*About this exercise*. In your copy, each line below is repeated exactly and no image appears.

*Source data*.

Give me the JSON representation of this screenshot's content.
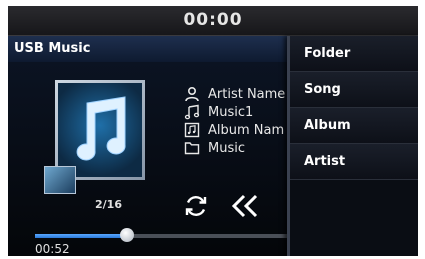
{
  "status_bar": {
    "clock": "00:00"
  },
  "header": {
    "title": "USB Music"
  },
  "track": {
    "artist": "Artist Name",
    "title": "Music1",
    "album": "Album Nam",
    "folder": "Music",
    "counter": "2/16",
    "elapsed": "00:52",
    "progress_fraction": 0.35
  },
  "icons": {
    "artist": "person-icon",
    "title": "music-note-icon",
    "album": "album-icon",
    "folder": "folder-icon",
    "repeat": "repeat-icon",
    "previous": "previous-track-icon"
  },
  "menu": {
    "items": [
      {
        "label": "Folder"
      },
      {
        "label": "Song"
      },
      {
        "label": "Album"
      },
      {
        "label": "Artist"
      }
    ]
  }
}
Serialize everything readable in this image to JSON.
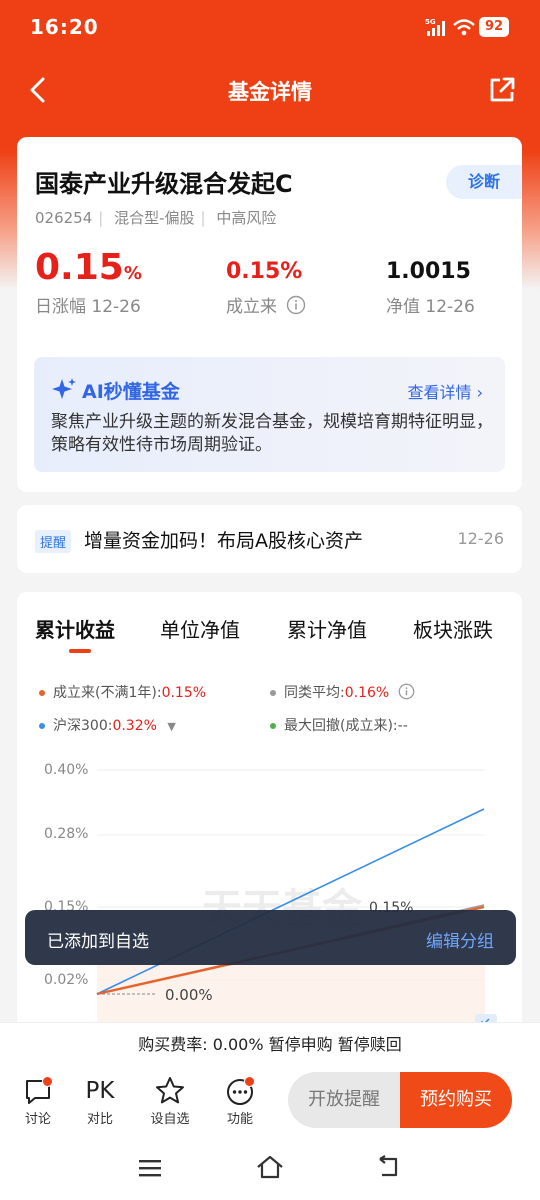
{
  "status": {
    "time": "16:20",
    "network": "5G",
    "battery": "92"
  },
  "nav": {
    "title": "基金详情"
  },
  "fund": {
    "name": "国泰产业升级混合发起C",
    "diagnose": "诊断",
    "code": "026254",
    "type": "混合型-偏股",
    "risk": "中高风险",
    "daily_change_value": "0.15",
    "daily_change_unit": "%",
    "daily_change_label": "日涨幅 12-26",
    "since_inception_value": "0.15%",
    "since_inception_label": "成立来",
    "nav_value": "1.0015",
    "nav_label": "净值 12-26"
  },
  "ai": {
    "title": "AI秒懂基金",
    "more": "查看详情",
    "text": "聚焦产业升级主题的新发混合基金，规模培育期特征明显，策略有效性待市场周期验证。"
  },
  "notice": {
    "tag": "提醒",
    "text": "增量资金加码！布局A股核心资产",
    "date": "12-26"
  },
  "chart_tabs": [
    "累计收益",
    "单位净值",
    "累计净值",
    "板块涨跌"
  ],
  "legend": {
    "fund_label": "成立来(不满1年):",
    "fund_value": "0.15%",
    "peer_label": "同类平均:",
    "peer_value": "0.16%",
    "index_label": "沪深300:",
    "index_value": "0.32%",
    "drawdown_label": "最大回撤(成立来):",
    "drawdown_value": "--"
  },
  "colors": {
    "fund": "#e8622a",
    "peer": "#999999",
    "index": "#3a8ee6",
    "drawdown": "#4caf50",
    "accent": "#ee4014"
  },
  "chart_data": {
    "type": "line",
    "y_ticks": [
      "0.40%",
      "0.28%",
      "0.15%",
      "0.02%"
    ],
    "ylim": [
      0.02,
      0.4
    ],
    "series": [
      {
        "name": "沪深300",
        "values": [
          0.0,
          0.32
        ]
      },
      {
        "name": "同类平均",
        "values": [
          0.0,
          0.16
        ]
      },
      {
        "name": "成立来",
        "values": [
          0.0,
          0.15
        ]
      }
    ],
    "annotations": [
      "0.15%",
      "0.00%"
    ],
    "watermark": "天天基金"
  },
  "toast": {
    "message": "已添加到自选",
    "action": "编辑分组"
  },
  "fee_text": "购买费率: 0.00% 暂停申购 暂停赎回",
  "bottom": {
    "items": [
      "讨论",
      "对比",
      "设自选",
      "功能"
    ],
    "pk": "PK",
    "remind": "开放提醒",
    "buy": "预约购买"
  }
}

*The answer*.
Give me the JSON representation of this screenshot's content.
{
  "status_bar": {
    "clock": "00:00"
  },
  "header": {
    "title": "USB Music"
  },
  "track": {
    "artist": "Artist Name",
    "title": "Music1",
    "album": "Album Nam",
    "folder": "Music",
    "counter": "2/16",
    "elapsed": "00:52",
    "progress_fraction": 0.35
  },
  "icons": {
    "artist": "person-icon",
    "title": "music-note-icon",
    "album": "album-icon",
    "folder": "folder-icon",
    "repeat": "repeat-icon",
    "previous": "previous-track-icon"
  },
  "menu": {
    "items": [
      {
        "label": "Folder"
      },
      {
        "label": "Song"
      },
      {
        "label": "Album"
      },
      {
        "label": "Artist"
      }
    ]
  }
}
Serialize everything readable in this image to JSON.
{
  "status": {
    "time": "16:20",
    "network": "5G",
    "battery": "92"
  },
  "nav": {
    "title": "基金详情"
  },
  "fund": {
    "name": "国泰产业升级混合发起C",
    "diagnose": "诊断",
    "code": "026254",
    "type": "混合型-偏股",
    "risk": "中高风险",
    "daily_change_value": "0.15",
    "daily_change_unit": "%",
    "daily_change_label": "日涨幅 12-26",
    "since_inception_value": "0.15%",
    "since_inception_label": "成立来",
    "nav_value": "1.0015",
    "nav_label": "净值 12-26"
  },
  "ai": {
    "title": "AI秒懂基金",
    "more": "查看详情",
    "text": "聚焦产业升级主题的新发混合基金，规模培育期特征明显，策略有效性待市场周期验证。"
  },
  "notice": {
    "tag": "提醒",
    "text": "增量资金加码！布局A股核心资产",
    "date": "12-26"
  },
  "chart_tabs": [
    "累计收益",
    "单位净值",
    "累计净值",
    "板块涨跌"
  ],
  "legend": {
    "fund_label": "成立来(不满1年):",
    "fund_value": "0.15%",
    "peer_label": "同类平均:",
    "peer_value": "0.16%",
    "index_label": "沪深300:",
    "index_value": "0.32%",
    "drawdown_label": "最大回撤(成立来):",
    "drawdown_value": "--"
  },
  "colors": {
    "fund": "#e8622a",
    "peer": "#999999",
    "index": "#3a8ee6",
    "drawdown": "#4caf50",
    "accent": "#ee4014"
  },
  "chart_data": {
    "type": "line",
    "y_ticks": [
      "0.40%",
      "0.28%",
      "0.15%",
      "0.02%"
    ],
    "ylim": [
      0.02,
      0.4
    ],
    "series": [
      {
        "name": "沪深300",
        "values": [
          0.0,
          0.32
        ]
      },
      {
        "name": "同类平均",
        "values": [
          0.0,
          0.16
        ]
      },
      {
        "name": "成立来",
        "values": [
          0.0,
          0.15
        ]
      }
    ],
    "annotations": [
      "0.15%",
      "0.00%"
    ],
    "watermark": "天天基金"
  },
  "toast": {
    "message": "已添加到自选",
    "action": "编辑分组"
  },
  "fee_text": "购买费率: 0.00% 暂停申购 暂停赎回",
  "bottom": {
    "items": [
      "讨论",
      "对比",
      "设自选",
      "功能"
    ],
    "pk": "PK",
    "remind": "开放提醒",
    "buy": "预约购买"
  }
}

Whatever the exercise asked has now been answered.